Capitol riot reverberates in politics classrooms

In the aftermath of the Capitol riot, politics professors retool the teaching of American democracy


Courtesy of Wikimedia Commons

Supporters of President Donald Trump gather outside the Capitol to protest the certification of President Joe Biden’s electoral victory.

Aine Pierre, News Editor

On a chilly October morning in Dr. Sara Dahill-Brown’s Economic Inequality and American Politics class, my classmates and I were greeted by a slide featuring an image of the Jan. 6 insurrection at the U.S. Capitol. Brown be- gan their lecture by telling the class that they normally let the class debate whether American politics were broken, but after the Capitol riot, they were skipping the debate and stating the fracture outright.

That is the impetus for this story. There is no doubt that the events of Jan. 6 opened many Americans’ eyes to the flaws in our political system — but, did the Capitol riot change how politics professors teach American politics? Moreover, did it change how politics students conceptualized politics?

Dr. Zachary Scott teaches what he calls a “trifecta” of courses relevant to Jan. 6. He teaches a class on conspiracy theories, a class on the American presidency and a class on media politics.

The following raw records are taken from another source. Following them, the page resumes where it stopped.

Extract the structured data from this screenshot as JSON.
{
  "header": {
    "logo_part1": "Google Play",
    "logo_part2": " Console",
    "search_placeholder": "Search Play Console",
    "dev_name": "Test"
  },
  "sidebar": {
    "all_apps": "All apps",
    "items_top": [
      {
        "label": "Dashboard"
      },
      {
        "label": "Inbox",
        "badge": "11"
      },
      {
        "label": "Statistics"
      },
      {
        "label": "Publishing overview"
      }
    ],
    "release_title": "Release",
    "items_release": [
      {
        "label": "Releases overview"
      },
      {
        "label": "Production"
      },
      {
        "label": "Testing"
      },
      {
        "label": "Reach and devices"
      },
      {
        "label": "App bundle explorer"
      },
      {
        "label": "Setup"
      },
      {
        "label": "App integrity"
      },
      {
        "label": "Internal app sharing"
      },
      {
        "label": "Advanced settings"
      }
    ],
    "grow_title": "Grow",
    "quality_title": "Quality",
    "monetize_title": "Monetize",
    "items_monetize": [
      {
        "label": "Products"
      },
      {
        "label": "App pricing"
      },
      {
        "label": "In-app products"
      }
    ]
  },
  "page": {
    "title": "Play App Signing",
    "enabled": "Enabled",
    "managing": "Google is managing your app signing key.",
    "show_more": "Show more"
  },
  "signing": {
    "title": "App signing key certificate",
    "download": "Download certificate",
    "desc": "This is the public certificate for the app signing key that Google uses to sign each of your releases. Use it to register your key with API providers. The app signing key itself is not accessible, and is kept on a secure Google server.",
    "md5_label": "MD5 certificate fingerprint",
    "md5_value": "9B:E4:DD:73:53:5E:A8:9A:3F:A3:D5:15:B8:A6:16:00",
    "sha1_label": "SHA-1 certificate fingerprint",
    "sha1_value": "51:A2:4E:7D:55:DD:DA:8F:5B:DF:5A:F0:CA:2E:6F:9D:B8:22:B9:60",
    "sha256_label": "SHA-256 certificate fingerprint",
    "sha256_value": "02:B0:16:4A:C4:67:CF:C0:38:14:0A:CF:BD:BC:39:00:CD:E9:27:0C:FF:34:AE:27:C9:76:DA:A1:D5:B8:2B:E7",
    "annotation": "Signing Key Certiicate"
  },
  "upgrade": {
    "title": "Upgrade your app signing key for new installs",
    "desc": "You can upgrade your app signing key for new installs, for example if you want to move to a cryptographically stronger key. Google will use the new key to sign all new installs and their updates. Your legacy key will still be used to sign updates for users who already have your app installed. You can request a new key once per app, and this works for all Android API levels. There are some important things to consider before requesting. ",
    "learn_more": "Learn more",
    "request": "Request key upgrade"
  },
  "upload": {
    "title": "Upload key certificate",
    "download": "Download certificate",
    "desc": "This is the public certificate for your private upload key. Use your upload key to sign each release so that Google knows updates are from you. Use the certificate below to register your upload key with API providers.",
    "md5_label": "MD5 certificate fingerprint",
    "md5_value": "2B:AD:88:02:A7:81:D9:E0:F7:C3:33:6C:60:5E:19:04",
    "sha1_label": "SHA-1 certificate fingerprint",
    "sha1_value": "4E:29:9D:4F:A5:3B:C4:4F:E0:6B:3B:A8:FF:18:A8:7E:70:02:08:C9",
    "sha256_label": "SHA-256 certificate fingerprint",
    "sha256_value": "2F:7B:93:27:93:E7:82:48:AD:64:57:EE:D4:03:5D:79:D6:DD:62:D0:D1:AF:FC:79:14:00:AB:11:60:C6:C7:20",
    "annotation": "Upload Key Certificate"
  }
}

The insurrection has played heavily into at least one of his classes.

“In my political misinformation and conspiracy theory class, I have my students working on research projects throughout the semester; specifically, I had them doing projects about Jan. 6, and so they all came up with their own research questions for that,” Scott said.

Scott also began focusing on Jan. 6 in his own research — analyzing Republican attitudes toward Trump and the insurrection on Twitter.

Dr. Tess Wise teaches POL 113, the intro course for American politics. She believes the Jan. 6 attack fundamentally changed how she taught American politics.

“One of the things that the insurrection really drove home for me was the importance of teaching white supremacy as a political system,” Wise said. “The insurrection made students a lot more aware of white supremacists, and I wanted to use that as an opportunity to show them that white supremacy is not just these individual actors. It is a giant structural system.”

Wise also altered the classic order of her intro courses, which usually start with an explanation of institutions like the presidency. Not after Jan. 6, though.

“I wanted to present these institutions as fundamentally contested, as fundamentally constructed and also as be- ing implicated in the politics of white supremacy,” Wise said. “So I did very conscious work early in the semester to discuss things like positionality and intersectionality; and to give students theoretical tools like Racial Contract Theory so they would be able to identify the mechanics of how white supremacy functions as a political system.”

Wise said that students also seem more interested in understanding whiteness and white supremacy in the aftermath of Jan. 6.

For Dr. James Morone, who teaches POL 113 as well as American Political Thought, Jan. 6 underscored a pattern in American politics of more violent polarization.

“I think when we were talking about polarization, there’s a usual set of topics and a study of how polarization has been increasing for decades,” Morone said. “But, now there’s this additional chapter to that conversation about this further escalation in which people really start engaging in conflict beyond our normal political system.”

Politics major and senior Rory Britt also noted polarization as one of his main takeaways from the events of Jan. 6.

“Before Jan. 6, I truly felt that nearly any political disagreement between the left and right was surmountable with words. Now, I find that there truly is a significant segment that will assert its beliefs through any means, particularly violence,” Britt said.

Other professors are also teaching about this form of non-normative mobilization, but are more interested in why people are mobilizing in this way. One such professor is Dr. Andrew Proctor, who teaches a class on political parties.

“I find students are really engaged with trying to understand what is bring- ing different people or different parts of society out to the streets and then also thinking about both the democratic and non-democratic aspects of those movements,” Proctor said. “So, what does the mobilization of these citizens on Jan. 6 tell us about how we understand democracy in this country?”

Ultimately, professors have taken this moment to reaffirm the importance of democratic citizenship.

“I think Jan. 6 created new openings for engaging students on what it means to live in a democratic society — or a society that purports itself to value democracy,” Proctor said. “It was a way to invite students into thinking about those big questions we have about what kind of society and world we want to live in.”